§ **WORK INSTRUCTIONS**
Go through the entries below. Copy out every line that contains "Paytm".

• • • • • • •

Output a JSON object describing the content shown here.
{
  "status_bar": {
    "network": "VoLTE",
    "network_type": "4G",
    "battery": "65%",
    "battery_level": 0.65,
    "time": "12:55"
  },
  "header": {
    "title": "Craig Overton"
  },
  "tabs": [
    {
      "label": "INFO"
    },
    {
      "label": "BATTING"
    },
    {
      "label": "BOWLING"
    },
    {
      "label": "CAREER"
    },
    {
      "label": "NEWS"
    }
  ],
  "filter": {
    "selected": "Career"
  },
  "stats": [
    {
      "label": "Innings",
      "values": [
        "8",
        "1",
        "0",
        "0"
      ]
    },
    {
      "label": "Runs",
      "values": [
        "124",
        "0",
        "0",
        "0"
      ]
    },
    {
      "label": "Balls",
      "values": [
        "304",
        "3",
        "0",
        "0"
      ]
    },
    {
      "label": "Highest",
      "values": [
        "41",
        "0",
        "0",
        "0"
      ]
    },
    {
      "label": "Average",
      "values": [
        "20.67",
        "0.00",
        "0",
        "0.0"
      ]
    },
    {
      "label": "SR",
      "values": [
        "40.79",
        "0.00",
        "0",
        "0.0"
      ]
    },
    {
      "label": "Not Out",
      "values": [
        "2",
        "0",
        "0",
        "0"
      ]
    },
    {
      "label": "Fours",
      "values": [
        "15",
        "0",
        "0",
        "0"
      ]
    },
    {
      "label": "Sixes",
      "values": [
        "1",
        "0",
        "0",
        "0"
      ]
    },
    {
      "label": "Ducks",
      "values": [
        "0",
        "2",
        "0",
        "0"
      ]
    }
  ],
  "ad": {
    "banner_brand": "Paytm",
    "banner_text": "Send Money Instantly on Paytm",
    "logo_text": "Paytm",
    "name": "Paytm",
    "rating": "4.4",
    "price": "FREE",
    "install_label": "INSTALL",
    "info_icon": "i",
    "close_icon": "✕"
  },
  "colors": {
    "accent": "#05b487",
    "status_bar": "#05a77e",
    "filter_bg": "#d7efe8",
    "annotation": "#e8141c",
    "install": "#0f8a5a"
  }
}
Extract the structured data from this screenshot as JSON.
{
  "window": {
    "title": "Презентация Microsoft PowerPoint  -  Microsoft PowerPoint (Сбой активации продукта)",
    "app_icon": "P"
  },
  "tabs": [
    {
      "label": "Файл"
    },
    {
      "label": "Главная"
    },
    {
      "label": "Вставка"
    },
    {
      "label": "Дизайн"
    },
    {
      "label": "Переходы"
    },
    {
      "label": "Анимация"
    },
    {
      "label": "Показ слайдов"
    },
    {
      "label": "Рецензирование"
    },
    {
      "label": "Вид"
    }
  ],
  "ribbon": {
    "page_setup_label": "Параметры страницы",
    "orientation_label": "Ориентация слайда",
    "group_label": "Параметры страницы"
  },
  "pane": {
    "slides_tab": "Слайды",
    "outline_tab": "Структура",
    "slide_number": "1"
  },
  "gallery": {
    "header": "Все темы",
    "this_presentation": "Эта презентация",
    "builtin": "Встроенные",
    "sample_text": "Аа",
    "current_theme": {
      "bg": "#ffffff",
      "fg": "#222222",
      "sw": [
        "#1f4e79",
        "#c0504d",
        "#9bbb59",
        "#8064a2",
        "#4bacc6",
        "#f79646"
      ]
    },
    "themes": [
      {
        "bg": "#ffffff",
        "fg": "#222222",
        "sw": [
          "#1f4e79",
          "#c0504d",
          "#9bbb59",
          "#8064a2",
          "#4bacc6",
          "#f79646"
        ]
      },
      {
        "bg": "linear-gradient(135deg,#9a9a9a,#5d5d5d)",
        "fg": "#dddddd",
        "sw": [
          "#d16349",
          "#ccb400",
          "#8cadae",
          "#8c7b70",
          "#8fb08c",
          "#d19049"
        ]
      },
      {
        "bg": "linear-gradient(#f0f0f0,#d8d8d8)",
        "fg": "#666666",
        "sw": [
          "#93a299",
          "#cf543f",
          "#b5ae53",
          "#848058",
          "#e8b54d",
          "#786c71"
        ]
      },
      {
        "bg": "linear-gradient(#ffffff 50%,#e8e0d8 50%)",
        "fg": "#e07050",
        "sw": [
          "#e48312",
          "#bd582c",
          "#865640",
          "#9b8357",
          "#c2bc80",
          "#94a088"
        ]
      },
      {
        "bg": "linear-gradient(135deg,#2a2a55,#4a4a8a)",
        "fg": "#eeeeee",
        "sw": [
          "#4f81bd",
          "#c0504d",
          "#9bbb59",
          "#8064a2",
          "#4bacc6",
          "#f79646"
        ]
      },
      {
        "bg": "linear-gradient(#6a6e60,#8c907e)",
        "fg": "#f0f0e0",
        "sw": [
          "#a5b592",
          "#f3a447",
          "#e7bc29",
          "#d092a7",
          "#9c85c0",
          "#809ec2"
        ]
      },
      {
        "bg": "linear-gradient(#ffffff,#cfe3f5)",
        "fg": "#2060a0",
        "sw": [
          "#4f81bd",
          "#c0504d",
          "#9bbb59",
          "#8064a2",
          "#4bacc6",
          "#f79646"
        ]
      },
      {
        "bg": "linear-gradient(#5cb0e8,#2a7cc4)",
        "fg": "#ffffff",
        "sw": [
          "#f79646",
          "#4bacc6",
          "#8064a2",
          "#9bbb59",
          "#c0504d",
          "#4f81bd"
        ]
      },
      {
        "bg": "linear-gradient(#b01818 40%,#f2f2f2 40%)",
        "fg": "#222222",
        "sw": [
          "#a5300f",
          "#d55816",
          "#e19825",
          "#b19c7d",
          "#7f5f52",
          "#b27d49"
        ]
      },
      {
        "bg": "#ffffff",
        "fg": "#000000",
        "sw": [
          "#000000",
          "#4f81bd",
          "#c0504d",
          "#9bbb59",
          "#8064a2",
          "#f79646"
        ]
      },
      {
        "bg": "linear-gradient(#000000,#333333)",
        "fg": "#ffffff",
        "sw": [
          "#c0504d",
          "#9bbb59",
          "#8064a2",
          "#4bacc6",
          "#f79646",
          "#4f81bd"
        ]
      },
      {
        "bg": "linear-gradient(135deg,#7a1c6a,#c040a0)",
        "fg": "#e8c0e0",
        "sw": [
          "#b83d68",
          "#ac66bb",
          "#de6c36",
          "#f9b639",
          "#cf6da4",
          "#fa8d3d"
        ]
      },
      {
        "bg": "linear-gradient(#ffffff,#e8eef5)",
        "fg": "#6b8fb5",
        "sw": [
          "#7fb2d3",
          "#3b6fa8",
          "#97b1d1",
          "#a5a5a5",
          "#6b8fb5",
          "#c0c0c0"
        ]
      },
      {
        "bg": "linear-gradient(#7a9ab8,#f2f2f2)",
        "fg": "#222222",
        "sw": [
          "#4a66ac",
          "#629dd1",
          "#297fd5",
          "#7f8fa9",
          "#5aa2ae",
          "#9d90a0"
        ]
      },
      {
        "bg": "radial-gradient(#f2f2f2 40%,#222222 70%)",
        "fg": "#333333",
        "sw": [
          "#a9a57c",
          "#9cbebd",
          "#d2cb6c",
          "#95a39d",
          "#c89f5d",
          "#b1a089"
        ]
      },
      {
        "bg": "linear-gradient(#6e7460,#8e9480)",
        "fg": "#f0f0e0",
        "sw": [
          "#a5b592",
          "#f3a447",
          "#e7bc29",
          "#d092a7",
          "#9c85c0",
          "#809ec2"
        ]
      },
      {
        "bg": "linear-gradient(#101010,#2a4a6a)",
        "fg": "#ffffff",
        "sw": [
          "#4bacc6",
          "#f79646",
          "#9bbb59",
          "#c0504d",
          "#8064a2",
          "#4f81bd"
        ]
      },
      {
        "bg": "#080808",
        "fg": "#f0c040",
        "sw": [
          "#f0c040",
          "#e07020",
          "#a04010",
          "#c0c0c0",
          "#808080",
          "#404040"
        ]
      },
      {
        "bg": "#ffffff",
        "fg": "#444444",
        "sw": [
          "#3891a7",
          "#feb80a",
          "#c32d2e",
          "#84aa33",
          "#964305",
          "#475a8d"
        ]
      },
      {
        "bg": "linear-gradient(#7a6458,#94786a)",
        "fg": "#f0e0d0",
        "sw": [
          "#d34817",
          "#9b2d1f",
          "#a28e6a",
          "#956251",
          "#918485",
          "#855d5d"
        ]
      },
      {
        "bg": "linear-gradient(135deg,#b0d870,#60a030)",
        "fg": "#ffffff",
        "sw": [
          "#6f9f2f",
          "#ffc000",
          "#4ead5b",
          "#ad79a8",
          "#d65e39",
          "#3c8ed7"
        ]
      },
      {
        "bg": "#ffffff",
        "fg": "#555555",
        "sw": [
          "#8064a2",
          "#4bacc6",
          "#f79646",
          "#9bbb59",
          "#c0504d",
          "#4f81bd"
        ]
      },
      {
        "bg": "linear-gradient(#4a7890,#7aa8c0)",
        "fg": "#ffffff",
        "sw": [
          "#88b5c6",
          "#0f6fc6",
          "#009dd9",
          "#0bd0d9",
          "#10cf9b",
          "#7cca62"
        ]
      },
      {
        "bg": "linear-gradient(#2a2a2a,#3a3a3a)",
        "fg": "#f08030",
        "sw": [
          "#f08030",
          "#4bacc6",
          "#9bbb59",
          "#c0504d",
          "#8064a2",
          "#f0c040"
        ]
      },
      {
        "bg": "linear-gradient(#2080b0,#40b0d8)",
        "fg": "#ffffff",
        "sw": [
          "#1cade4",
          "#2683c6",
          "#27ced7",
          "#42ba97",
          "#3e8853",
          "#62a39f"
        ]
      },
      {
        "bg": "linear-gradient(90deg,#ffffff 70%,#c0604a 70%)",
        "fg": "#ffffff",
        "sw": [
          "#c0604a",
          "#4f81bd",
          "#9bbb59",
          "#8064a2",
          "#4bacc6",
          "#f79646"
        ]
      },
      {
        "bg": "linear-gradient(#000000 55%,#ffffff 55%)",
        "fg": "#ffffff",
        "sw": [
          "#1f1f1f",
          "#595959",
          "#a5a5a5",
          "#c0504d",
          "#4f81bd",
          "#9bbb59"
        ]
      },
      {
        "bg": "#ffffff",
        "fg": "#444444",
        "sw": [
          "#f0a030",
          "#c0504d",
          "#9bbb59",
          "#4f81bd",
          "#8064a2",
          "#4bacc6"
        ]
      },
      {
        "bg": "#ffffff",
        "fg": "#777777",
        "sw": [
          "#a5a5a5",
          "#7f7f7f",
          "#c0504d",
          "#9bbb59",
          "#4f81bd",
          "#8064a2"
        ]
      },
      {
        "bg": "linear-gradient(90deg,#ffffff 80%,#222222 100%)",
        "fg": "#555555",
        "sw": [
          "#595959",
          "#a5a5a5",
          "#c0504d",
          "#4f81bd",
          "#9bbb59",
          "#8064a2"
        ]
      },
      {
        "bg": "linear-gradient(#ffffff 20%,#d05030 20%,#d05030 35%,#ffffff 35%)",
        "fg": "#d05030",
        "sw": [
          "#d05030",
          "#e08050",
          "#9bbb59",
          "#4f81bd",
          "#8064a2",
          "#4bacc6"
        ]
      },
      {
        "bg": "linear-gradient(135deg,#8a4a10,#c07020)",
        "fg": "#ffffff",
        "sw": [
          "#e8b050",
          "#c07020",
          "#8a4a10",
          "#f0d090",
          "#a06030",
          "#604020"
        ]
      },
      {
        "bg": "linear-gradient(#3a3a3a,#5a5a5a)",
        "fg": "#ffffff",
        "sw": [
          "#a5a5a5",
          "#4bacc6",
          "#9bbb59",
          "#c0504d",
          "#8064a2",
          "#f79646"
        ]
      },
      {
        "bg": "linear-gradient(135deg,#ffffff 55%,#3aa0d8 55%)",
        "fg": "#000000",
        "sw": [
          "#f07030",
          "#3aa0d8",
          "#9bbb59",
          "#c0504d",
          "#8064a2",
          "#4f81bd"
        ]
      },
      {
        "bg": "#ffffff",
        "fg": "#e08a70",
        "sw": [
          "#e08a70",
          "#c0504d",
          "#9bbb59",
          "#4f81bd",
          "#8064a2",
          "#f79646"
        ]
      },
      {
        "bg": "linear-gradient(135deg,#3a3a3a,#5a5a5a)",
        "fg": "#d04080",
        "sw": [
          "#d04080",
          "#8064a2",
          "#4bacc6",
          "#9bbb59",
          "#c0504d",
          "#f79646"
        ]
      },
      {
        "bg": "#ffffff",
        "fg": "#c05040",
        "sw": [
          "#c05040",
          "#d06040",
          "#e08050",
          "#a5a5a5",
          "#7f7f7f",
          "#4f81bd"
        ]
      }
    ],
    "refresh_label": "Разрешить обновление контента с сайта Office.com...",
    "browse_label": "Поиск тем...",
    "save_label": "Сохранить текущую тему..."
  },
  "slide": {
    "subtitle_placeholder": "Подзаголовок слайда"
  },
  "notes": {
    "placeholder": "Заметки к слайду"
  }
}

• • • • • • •

§ **RESPONSE TO THIS EXERCISE**
    "banner_brand": "Paytm",
    "banner_text": "Send Money Instantly on Paytm",
    "logo_text": "Paytm",
    "name": "Paytm",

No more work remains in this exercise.